Part memoir and part heart-to-heart expose on the tragic and invisible lives of the underprivileged, mentally ill, disabled and homeless, you may not like all the people you will meet in this book, but you will definitely find yourself touched by them, and the circumstances they find themselves in.
Daniel, a young man living in Minnesota, is a survivor of abuse, which has left him struggling with mental health issues, including PTSD and a psychotic break serious enough to warrant a court-mandated commitment at a treatment facility.

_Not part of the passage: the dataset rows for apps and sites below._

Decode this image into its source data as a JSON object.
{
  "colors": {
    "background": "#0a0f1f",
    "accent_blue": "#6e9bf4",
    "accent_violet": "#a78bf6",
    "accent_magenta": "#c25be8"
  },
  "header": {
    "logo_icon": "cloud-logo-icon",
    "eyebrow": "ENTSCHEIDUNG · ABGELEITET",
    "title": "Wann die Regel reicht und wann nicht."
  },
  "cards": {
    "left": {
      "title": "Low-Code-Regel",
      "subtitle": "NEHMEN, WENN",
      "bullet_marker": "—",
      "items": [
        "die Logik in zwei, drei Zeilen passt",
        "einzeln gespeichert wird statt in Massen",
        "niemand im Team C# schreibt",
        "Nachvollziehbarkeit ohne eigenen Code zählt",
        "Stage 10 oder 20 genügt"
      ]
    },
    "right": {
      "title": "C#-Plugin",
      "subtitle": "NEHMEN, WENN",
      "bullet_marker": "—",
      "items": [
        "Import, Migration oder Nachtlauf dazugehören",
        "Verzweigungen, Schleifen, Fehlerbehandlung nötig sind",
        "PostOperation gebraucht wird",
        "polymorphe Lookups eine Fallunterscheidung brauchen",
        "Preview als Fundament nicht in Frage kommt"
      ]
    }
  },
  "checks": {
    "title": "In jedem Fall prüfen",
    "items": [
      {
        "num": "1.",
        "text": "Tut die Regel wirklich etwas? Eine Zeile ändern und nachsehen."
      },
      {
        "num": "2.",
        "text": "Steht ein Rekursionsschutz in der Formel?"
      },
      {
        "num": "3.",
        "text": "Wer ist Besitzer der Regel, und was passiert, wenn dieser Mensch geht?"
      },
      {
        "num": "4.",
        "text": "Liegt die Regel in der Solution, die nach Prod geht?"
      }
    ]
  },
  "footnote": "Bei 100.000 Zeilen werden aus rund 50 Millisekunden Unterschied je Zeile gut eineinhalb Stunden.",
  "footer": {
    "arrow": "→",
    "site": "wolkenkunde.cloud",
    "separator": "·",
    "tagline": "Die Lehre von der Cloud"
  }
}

A kind and compassionate man, Dan’s recovery is complex and far from straight-forward as he embarks on a path which involves volunteering at a food bank in a dangerous and violent downtown Minneapolis location, as well as taking on work as a personal care giver for a young quadriplegic woman, who it’s fair to say, is as unpleasant as she is unlucky.
As Dan struggles to balance his inner need to serve those in need, his failing health, his discordant and strident client ( a clear bully and narcissist, disabled or not) and his quest for validation, love and fulfillment – it becomes clear that there are no easy answers, for Dan or the reader.
As dark and bleak as most of the lives presented appear, Dan himself offers the reader a tiny ray of mostly optimistic hope peaking through his mantle of fear, hurt, and trauma. It’s not at all clear if he will survive, flourish or fail – but you cannot walk away from this story unchanged and perhaps more than a little bit aware of the beauty of compassion, and how fragile life’s tenuous hold on each of us can be.
A great big thank you to the author for an ARC of this book. All thoughts presented are my own.